> [What the task asks] Scan the entries for lines containing the string "this". Reply with how many there are, and nothing else.

(Entries from a dataset of interfaces)
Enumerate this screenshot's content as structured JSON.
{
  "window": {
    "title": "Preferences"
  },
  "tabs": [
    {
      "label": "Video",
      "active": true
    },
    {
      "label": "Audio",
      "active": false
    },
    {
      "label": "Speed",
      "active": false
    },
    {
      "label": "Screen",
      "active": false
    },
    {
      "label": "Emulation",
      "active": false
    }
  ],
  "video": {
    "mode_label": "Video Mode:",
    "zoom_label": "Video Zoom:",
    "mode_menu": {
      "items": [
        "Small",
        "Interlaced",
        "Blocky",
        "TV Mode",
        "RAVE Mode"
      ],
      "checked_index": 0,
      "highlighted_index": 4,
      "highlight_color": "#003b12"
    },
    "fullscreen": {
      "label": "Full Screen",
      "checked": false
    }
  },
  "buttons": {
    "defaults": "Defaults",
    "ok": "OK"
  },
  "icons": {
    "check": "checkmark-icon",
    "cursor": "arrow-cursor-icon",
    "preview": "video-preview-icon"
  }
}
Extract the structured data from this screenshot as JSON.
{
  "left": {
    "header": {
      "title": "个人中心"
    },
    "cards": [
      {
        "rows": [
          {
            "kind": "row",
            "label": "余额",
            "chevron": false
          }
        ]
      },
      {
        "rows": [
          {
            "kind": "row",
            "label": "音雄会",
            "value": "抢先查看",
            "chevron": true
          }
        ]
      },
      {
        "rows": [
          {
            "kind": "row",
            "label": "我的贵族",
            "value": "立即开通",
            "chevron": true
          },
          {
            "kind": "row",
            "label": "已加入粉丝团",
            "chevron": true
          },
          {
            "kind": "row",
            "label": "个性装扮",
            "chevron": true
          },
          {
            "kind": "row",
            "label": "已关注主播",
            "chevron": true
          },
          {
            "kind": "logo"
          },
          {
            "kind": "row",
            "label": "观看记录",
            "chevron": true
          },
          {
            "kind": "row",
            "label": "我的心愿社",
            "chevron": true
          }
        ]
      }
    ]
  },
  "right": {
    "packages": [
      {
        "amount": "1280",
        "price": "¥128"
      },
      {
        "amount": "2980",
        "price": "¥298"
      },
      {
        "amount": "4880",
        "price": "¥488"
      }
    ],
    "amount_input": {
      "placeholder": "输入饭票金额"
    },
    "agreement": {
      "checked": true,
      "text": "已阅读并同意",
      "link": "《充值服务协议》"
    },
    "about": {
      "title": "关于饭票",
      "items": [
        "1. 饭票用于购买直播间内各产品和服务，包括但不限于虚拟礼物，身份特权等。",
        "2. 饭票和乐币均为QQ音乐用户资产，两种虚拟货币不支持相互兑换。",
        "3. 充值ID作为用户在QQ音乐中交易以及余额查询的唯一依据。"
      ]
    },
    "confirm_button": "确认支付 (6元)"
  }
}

> [Answer below] 2